The Rake’s Progress, the third new production of the 2024 season (23 June to 6 July), will be created by the prize-winning director/designer Antony McDonald and conducted by Tom Primrose, a former chorus master at The Grange Festival. The cast is a line-up of great British and UK-based talent: emerging tenor Adam Temple-Smith and soprano Alexandra Oomens (who was critically praised as Euridice and Belinda in the 2023 double bill) sing the young lovers Tom Rakewell and Anne Trulove, bass-baritone Michael Mofidian is Nick Shadow, Rosie Aldridge Baba the Turk, Catherine Wyn-Rogers Mother Goose and John Graham-Hall the Auctioneer, Sellem. Having made his Festival debut in L’incoronazione di Poppea, baritone Armand Rabot, winner of the 2023 Grange Festival Prize for ‘Most Outstanding Young Performer, returns to the stage as The Keeper of the Madhouse.
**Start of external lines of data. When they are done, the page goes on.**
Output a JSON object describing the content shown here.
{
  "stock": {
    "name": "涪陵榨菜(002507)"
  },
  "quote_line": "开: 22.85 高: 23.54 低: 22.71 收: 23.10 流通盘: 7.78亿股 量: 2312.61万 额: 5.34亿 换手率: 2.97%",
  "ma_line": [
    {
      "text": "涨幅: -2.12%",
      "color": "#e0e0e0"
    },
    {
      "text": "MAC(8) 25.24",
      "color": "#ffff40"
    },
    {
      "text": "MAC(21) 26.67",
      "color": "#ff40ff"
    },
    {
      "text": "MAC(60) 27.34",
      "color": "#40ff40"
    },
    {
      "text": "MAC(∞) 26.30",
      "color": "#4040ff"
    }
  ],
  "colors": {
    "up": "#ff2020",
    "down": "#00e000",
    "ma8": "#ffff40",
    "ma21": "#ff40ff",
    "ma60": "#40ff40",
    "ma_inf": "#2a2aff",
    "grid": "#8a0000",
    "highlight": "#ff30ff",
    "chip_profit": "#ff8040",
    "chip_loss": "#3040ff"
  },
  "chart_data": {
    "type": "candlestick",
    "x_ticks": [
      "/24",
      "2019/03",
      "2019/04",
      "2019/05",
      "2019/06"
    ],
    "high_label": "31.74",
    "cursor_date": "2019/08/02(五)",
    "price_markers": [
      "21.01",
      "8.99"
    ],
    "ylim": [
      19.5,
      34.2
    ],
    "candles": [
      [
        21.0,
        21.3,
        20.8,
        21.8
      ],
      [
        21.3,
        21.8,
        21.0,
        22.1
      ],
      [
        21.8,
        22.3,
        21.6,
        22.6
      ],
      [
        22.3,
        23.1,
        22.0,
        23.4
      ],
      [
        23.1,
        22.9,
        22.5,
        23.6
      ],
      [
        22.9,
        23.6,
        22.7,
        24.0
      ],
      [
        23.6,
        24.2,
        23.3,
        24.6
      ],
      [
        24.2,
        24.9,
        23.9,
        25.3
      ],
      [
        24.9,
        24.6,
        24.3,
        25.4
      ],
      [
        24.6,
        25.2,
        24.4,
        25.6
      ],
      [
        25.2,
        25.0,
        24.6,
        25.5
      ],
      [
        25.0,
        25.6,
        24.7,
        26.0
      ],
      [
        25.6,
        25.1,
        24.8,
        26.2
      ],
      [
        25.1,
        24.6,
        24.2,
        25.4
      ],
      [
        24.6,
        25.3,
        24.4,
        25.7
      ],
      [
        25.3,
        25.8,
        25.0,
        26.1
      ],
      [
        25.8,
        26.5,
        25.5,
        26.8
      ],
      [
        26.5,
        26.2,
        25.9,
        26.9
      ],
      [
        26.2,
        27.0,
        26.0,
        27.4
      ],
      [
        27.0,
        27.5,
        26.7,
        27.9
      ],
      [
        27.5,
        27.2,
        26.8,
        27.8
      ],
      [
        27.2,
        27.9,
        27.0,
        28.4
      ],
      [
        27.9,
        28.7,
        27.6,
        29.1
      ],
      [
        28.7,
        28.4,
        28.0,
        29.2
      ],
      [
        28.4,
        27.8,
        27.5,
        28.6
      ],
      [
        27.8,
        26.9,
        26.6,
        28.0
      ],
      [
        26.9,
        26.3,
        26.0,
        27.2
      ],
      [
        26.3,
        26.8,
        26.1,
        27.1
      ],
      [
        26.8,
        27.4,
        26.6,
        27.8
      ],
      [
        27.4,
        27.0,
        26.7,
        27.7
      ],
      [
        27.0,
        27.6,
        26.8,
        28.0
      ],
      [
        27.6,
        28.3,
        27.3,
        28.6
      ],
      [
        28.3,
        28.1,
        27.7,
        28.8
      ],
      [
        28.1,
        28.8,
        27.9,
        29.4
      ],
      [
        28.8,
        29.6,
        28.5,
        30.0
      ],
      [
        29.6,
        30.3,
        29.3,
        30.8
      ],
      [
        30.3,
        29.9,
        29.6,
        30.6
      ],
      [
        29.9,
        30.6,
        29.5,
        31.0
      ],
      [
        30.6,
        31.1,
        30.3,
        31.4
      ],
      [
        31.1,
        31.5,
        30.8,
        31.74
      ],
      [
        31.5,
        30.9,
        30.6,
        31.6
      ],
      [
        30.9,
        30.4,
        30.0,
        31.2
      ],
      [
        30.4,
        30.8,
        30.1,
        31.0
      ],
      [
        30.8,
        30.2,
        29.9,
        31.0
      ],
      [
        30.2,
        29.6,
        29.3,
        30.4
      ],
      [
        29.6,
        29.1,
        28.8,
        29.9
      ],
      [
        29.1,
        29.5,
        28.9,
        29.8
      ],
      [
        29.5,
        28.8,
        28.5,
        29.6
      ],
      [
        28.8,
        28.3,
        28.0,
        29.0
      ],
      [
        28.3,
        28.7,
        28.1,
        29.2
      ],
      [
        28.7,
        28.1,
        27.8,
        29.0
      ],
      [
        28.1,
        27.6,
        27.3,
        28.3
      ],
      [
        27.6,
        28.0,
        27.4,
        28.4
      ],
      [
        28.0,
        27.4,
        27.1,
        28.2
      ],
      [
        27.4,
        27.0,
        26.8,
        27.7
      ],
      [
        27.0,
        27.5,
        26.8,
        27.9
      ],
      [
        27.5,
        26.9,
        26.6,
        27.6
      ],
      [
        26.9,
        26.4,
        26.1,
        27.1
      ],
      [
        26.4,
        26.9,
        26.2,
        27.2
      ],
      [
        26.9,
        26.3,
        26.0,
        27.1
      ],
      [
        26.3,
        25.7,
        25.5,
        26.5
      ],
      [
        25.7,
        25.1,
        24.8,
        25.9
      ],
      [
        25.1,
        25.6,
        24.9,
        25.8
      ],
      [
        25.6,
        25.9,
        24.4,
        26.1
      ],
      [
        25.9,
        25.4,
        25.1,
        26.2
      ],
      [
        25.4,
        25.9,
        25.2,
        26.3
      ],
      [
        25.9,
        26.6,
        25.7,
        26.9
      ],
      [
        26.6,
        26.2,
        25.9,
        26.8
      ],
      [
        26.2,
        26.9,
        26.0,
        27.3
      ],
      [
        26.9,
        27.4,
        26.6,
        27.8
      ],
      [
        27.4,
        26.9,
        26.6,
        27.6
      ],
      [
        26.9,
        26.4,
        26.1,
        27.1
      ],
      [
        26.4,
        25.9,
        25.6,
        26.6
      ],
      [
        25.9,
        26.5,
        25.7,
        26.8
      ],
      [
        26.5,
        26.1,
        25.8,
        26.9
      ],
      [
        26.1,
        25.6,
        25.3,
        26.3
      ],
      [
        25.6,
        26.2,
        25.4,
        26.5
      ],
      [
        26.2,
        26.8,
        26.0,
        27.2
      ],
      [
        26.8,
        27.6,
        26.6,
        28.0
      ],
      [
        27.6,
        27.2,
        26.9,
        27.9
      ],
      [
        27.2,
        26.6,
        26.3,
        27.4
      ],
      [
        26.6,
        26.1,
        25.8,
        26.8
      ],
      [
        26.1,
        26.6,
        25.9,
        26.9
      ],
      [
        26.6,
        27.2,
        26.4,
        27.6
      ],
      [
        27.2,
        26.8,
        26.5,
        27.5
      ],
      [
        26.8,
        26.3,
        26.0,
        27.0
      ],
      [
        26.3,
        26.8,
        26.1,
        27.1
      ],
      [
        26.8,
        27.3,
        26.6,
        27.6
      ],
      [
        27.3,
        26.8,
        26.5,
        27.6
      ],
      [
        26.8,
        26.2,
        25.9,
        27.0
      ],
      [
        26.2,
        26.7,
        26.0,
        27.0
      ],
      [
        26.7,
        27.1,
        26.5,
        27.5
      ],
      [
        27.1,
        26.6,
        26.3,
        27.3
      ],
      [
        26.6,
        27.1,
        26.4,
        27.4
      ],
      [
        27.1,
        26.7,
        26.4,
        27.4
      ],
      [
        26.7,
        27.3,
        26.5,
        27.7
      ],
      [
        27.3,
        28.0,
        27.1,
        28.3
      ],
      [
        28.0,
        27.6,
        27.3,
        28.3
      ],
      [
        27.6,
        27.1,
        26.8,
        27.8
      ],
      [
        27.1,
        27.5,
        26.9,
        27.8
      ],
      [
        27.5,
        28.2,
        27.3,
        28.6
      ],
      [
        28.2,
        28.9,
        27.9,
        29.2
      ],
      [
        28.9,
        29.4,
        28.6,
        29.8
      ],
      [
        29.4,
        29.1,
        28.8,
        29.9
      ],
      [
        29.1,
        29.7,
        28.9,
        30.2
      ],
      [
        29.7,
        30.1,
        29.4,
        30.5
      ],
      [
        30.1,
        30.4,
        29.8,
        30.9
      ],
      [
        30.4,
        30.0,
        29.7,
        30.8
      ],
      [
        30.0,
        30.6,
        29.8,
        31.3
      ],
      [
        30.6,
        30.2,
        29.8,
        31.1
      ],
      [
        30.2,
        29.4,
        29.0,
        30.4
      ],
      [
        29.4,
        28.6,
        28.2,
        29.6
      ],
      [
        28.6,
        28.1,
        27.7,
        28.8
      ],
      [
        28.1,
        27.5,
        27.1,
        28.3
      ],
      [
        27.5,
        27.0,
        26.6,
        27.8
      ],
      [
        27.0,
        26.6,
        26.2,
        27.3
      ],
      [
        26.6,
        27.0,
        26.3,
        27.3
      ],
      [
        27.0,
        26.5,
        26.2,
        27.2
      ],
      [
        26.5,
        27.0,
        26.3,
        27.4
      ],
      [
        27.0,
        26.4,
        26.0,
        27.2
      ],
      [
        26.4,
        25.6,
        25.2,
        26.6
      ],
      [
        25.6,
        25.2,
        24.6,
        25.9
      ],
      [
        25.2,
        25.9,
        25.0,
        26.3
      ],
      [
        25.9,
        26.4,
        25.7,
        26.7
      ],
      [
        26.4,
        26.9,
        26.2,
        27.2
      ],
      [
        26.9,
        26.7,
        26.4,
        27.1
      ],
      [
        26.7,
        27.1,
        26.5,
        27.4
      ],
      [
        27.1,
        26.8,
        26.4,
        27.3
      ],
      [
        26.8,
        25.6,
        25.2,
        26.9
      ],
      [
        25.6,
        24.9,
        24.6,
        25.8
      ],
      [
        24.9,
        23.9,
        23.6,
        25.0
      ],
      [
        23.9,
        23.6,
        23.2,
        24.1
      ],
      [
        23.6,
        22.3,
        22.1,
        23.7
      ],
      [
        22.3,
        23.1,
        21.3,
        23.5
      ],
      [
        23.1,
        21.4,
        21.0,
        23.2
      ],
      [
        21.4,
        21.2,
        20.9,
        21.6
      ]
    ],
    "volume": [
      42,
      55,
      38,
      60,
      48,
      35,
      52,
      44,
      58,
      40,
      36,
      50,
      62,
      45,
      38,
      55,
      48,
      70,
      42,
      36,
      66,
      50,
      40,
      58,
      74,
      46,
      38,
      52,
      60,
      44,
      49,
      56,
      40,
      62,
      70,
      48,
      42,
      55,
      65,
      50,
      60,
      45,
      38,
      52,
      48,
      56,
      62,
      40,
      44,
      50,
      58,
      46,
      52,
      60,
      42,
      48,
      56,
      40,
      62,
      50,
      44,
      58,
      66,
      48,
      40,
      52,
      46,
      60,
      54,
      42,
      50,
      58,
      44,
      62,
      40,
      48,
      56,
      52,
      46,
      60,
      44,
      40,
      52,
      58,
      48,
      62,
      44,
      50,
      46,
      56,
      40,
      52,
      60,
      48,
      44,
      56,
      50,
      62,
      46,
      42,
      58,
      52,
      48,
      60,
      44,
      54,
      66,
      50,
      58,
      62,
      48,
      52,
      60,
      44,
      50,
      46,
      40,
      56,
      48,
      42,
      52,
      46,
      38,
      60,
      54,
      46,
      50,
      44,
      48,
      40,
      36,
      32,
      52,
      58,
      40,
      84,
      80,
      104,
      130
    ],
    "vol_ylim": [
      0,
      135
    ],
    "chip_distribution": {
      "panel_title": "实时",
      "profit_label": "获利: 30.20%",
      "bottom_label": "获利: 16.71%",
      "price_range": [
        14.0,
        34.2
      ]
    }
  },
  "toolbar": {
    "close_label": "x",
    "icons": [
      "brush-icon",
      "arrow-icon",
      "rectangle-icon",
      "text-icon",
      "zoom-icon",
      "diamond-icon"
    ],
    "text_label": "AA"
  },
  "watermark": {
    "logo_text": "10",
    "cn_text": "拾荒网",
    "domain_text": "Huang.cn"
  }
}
The final offering of the 2024 season sees The Grange Festival delve once more into the world of jazz as it showcases the unique talents of two outstanding Franco-American artists, Grammy-winning vocalist Cécile McLorin Salvant and pianist Dan Tepfer, with both musicians exploring their French heritage. They will be joined on the stage by their special guest, French pianist Thomas Enhco. Produced for the Festival by 23Arts, A French Salon presents a wide array of Gallic-related music over two nights (28 and 29 June), including chansons made famous by three great female singers – Josephine Baker, Barbara and Edith Piaf – and the world première of a song cycle written by Dan for Cécile and string orchestra with lyrics by Haitian poet Virginie Sampeur. Under the baton of Gavin Sutherland, the Bournemouth Symphony Orchestra will accompany Dan in a performance of Ravel’s Piano Concerto in G major and will also join Cécile and Dan for a show-stopping finale of new orchestral arrangements by Philippe Maniez of French songs, including Édith Piaf’s captivating chanson Mon Dieu and Jacques Brel’s classic Ne me quitte pas.
Artistic Director Michael Chance comments: “The 2024 Grange Festival programme is a rich festive mix. Three anniversaries are celebrated (Giacomo Puccini, The National Ballet of Brno and John Tavener); the best and original piece of baroque musical theatre is given the full treatment, fizzing with delicious ear-catching intrigue; Puccini’s stirring melodrama seems ripe for our intimate theatre; and Stravinsky’s adored period-piece morality tale is going to be both stylish and visceral at The Grange, and we are delighted to have dance return to the Festival to open our 2024 season. And we welcome two young jazz luminaries, Cécile McLorin Savant, already laden with Grammies, paired with the ground-breaking extraordinary pianist/composer Dan Tepfer. Our resident orchestra BSO plays for all except Poppea for which we welcome La Nuova Musica, stars in their historical firmament. We cannot wait.”